**Description of the task**
Print out the records that follow, exactly and completely.

BEGIN Given data

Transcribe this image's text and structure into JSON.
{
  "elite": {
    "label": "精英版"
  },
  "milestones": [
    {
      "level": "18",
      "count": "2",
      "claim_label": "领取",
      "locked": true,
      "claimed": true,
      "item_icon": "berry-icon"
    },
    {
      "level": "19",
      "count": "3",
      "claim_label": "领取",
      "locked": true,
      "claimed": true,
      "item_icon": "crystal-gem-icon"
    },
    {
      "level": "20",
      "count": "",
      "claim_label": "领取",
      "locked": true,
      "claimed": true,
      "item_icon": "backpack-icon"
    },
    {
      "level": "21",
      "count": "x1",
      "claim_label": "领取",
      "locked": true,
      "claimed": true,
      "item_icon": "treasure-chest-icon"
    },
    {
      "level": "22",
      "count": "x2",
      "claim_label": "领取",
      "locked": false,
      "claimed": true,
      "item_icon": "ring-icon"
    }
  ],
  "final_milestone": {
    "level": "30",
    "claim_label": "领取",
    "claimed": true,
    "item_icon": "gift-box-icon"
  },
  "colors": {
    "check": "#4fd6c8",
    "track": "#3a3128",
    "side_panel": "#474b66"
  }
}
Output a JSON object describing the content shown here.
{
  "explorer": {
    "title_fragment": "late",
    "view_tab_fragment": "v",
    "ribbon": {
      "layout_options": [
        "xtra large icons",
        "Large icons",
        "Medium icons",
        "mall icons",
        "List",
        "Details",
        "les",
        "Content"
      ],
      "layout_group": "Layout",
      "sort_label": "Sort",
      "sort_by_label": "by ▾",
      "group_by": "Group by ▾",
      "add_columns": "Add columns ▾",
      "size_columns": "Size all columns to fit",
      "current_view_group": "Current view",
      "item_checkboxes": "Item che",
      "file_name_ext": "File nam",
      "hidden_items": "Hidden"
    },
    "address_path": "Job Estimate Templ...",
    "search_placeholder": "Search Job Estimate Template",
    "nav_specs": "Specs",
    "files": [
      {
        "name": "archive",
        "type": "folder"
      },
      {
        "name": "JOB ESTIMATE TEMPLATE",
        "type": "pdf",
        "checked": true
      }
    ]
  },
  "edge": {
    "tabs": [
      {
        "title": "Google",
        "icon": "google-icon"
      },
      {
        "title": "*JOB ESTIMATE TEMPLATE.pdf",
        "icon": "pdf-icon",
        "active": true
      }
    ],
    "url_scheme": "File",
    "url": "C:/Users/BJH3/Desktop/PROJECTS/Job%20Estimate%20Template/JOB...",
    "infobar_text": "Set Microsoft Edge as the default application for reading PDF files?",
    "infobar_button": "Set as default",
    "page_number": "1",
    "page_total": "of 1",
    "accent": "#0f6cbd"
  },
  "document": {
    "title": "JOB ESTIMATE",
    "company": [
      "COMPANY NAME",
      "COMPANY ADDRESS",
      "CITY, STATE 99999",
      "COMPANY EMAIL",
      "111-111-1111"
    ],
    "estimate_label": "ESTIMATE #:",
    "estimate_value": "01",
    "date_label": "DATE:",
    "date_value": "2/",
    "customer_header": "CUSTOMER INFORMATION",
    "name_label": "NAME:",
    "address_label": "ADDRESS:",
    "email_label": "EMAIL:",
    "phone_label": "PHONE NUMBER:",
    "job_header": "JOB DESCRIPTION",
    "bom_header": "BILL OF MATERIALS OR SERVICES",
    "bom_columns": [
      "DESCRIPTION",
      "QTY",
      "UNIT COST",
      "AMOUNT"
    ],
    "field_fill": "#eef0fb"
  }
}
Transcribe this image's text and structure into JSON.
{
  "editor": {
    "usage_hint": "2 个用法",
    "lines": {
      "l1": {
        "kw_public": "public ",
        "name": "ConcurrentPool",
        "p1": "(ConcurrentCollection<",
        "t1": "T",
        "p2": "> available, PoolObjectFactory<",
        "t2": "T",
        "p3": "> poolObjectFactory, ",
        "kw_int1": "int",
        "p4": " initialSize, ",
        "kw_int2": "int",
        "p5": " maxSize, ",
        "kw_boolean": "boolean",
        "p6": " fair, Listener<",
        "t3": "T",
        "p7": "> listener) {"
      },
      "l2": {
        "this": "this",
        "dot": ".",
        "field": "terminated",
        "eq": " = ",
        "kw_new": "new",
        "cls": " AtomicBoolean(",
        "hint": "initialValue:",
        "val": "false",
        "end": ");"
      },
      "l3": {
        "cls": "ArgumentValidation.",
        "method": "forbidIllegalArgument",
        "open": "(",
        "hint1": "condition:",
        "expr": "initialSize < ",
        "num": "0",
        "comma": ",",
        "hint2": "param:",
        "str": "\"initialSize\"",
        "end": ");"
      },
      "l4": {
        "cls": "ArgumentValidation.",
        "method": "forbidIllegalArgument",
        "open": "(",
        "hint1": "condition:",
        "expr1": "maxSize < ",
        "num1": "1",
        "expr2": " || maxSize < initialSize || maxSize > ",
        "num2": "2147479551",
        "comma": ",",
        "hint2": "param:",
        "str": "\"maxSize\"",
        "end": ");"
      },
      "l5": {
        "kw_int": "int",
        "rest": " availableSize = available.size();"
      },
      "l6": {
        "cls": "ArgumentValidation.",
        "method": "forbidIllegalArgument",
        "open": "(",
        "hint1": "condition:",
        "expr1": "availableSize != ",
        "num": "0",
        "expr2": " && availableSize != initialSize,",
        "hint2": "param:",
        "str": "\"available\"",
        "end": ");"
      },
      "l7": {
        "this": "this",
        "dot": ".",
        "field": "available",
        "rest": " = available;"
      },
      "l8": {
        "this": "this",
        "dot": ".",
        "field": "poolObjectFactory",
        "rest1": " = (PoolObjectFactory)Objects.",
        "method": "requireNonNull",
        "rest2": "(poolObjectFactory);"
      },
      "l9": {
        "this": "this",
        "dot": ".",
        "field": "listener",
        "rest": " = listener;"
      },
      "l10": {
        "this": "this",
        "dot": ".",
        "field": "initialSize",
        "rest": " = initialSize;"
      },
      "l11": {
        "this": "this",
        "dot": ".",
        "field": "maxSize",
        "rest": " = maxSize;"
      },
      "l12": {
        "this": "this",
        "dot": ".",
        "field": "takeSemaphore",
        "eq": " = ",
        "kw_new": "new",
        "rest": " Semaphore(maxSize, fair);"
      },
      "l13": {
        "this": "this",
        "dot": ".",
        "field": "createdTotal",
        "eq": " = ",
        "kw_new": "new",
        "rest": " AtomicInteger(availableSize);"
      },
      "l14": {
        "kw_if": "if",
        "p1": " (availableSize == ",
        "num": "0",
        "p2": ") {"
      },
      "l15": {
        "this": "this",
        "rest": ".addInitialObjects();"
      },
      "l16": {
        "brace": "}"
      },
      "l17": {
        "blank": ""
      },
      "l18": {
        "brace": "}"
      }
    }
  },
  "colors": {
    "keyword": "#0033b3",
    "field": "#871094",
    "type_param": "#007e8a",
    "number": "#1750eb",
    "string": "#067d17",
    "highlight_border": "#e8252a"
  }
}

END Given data

**Answer to the exercise**
Transcribe this image's text and structure into JSON.
{
  "elite": {
    "label": "精英版"
  },
  "milestones": [
    {
      "level": "18",
      "count": "2",
      "claim_label": "领取",
      "locked": true,
      "claimed": true,
      "item_icon": "berry-icon"
    },
    {
      "level": "19",
      "count": "3",
      "claim_label": "领取",
      "locked": true,
      "claimed": true,
      "item_icon": "crystal-gem-icon"
    },
    {
      "level": "20",
      "count": "",
      "claim_label": "领取",
      "locked": true,
      "claimed": true,
      "item_icon": "backpack-icon"
    },
    {
      "level": "21",
      "count": "x1",
      "claim_label": "领取",
      "locked": true,
      "claimed": true,
      "item_icon": "treasure-chest-icon"
    },
    {
      "level": "22",
      "count": "x2",
      "claim_label": "领取",
      "locked": false,
      "claimed": true,
      "item_icon": "ring-icon"
    }
  ],
  "final_milestone": {
    "level": "30",
    "claim_label": "领取",
    "claimed": true,
    "item_icon": "gift-box-icon"
  },
  "colors": {
    "check": "#4fd6c8",
    "track": "#3a3128",
    "side_panel": "#474b66"
  }
}
Output a JSON object describing the content shown here.
{
  "explorer": {
    "title_fragment": "late",
    "view_tab_fragment": "v",
    "ribbon": {
      "layout_options": [
        "xtra large icons",
        "Large icons",
        "Medium icons",
        "mall icons",
        "List",
        "Details",
        "les",
        "Content"
      ],
      "layout_group": "Layout",
      "sort_label": "Sort",
      "sort_by_label": "by ▾",
      "group_by": "Group by ▾",
      "add_columns": "Add columns ▾",
      "size_columns": "Size all columns to fit",
      "current_view_group": "Current view",
      "item_checkboxes": "Item che",
      "file_name_ext": "File nam",
      "hidden_items": "Hidden"
    },
    "address_path": "Job Estimate Templ...",
    "search_placeholder": "Search Job Estimate Template",
    "nav_specs": "Specs",
    "files": [
      {
        "name": "archive",
        "type": "folder"
      },
      {
        "name": "JOB ESTIMATE TEMPLATE",
        "type": "pdf",
        "checked": true
      }
    ]
  },
  "edge": {
    "tabs": [
      {
        "title": "Google",
        "icon": "google-icon"
      },
      {
        "title": "*JOB ESTIMATE TEMPLATE.pdf",
        "icon": "pdf-icon",
        "active": true
      }
    ],
    "url_scheme": "File",
    "url": "C:/Users/BJH3/Desktop/PROJECTS/Job%20Estimate%20Template/JOB...",
    "infobar_text": "Set Microsoft Edge as the default application for reading PDF files?",
    "infobar_button": "Set as default",
    "page_number": "1",
    "page_total": "of 1",
    "accent": "#0f6cbd"
  },
  "document": {
    "title": "JOB ESTIMATE",
    "company": [
      "COMPANY NAME",
      "COMPANY ADDRESS",
      "CITY, STATE 99999",
      "COMPANY EMAIL",
      "111-111-1111"
    ],
    "estimate_label": "ESTIMATE #:",
    "estimate_value": "01",
    "date_label": "DATE:",
    "date_value": "2/",
    "customer_header": "CUSTOMER INFORMATION",
    "name_label": "NAME:",
    "address_label": "ADDRESS:",
    "email_label": "EMAIL:",
    "phone_label": "PHONE NUMBER:",
    "job_header": "JOB DESCRIPTION",
    "bom_header": "BILL OF MATERIALS OR SERVICES",
    "bom_columns": [
      "DESCRIPTION",
      "QTY",
      "UNIT COST",
      "AMOUNT"
    ],
    "field_fill": "#eef0fb"
  }
}
Transcribe this image's text and structure into JSON.
{
  "editor": {
    "usage_hint": "2 个用法",
    "lines": {
      "l1": {
        "kw_public": "public ",
        "name": "ConcurrentPool",
        "p1": "(ConcurrentCollection<",
        "t1": "T",
        "p2": "> available, PoolObjectFactory<",
        "t2": "T",
        "p3": "> poolObjectFactory, ",
        "kw_int1": "int",
        "p4": " initialSize, ",
        "kw_int2": "int",
        "p5": " maxSize, ",
        "kw_boolean": "boolean",
        "p6": " fair, Listener<",
        "t3": "T",
        "p7": "> listener) {"
      },
      "l2": {
        "this": "this",
        "dot": ".",
        "field": "terminated",
        "eq": " = ",
        "kw_new": "new",
        "cls": " AtomicBoolean(",
        "hint": "initialValue:",
        "val": "false",
        "end": ");"
      },
      "l3": {
        "cls": "ArgumentValidation.",
        "method": "forbidIllegalArgument",
        "open": "(",
        "hint1": "condition:",
        "expr": "initialSize < ",
        "num": "0",
        "comma": ",",
        "hint2": "param:",
        "str": "\"initialSize\"",
        "end": ");"
      },
      "l4": {
        "cls": "ArgumentValidation.",
        "method": "forbidIllegalArgument",
        "open": "(",
        "hint1": "condition:",
        "expr1": "maxSize < ",
        "num1": "1",
        "expr2": " || maxSize < initialSize || maxSize > ",
        "num2": "2147479551",
        "comma": ",",
        "hint2": "param:",
        "str": "\"maxSize\"",
        "end": ");"
      },
      "l5": {
        "kw_int": "int",
        "rest": " availableSize = available.size();"
      },
      "l6": {
        "cls": "ArgumentValidation.",
        "method": "forbidIllegalArgument",
        "open": "(",
        "hint1": "condition:",
        "expr1": "availableSize != ",
        "num": "0",
        "expr2": " && availableSize != initialSize,",
        "hint2": "param:",
        "str": "\"available\"",
        "end": ");"
      },
      "l7": {
        "this": "this",
        "dot": ".",
        "field": "available",
        "rest": " = available;"
      },
      "l8": {
        "this": "this",
        "dot": ".",
        "field": "poolObjectFactory",
        "rest1": " = (PoolObjectFactory)Objects.",
        "method": "requireNonNull",
        "rest2": "(poolObjectFactory);"
      },
      "l9": {
        "this": "this",
        "dot": ".",
        "field": "listener",
        "rest": " = listener;"
      },
      "l10": {
        "this": "this",
        "dot": ".",
        "field": "initialSize",
        "rest": " = initialSize;"
      },
      "l11": {
        "this": "this",
        "dot": ".",
        "field": "maxSize",
        "rest": " = maxSize;"
      },
      "l12": {
        "this": "this",
        "dot": ".",
        "field": "takeSemaphore",
        "eq": " = ",
        "kw_new": "new",
        "rest": " Semaphore(maxSize, fair);"
      },
      "l13": {
        "this": "this",
        "dot": ".",
        "field": "createdTotal",
        "eq": " = ",
        "kw_new": "new",
        "rest": " AtomicInteger(availableSize);"
      },
      "l14": {
        "kw_if": "if",
        "p1": " (availableSize == ",
        "num": "0",
        "p2": ") {"
      },
      "l15": {
        "this": "this",
        "rest": ".addInitialObjects();"
      },
      "l16": {
        "brace": "}"
      },
      "l17": {
        "blank": ""
      },
      "l18": {
        "brace": "}"
      }
    }
  },
  "colors": {
    "keyword": "#0033b3",
    "field": "#871094",
    "type_param": "#007e8a",
    "number": "#1750eb",
    "string": "#067d17",
    "highlight_border": "#e8252a"
  }
}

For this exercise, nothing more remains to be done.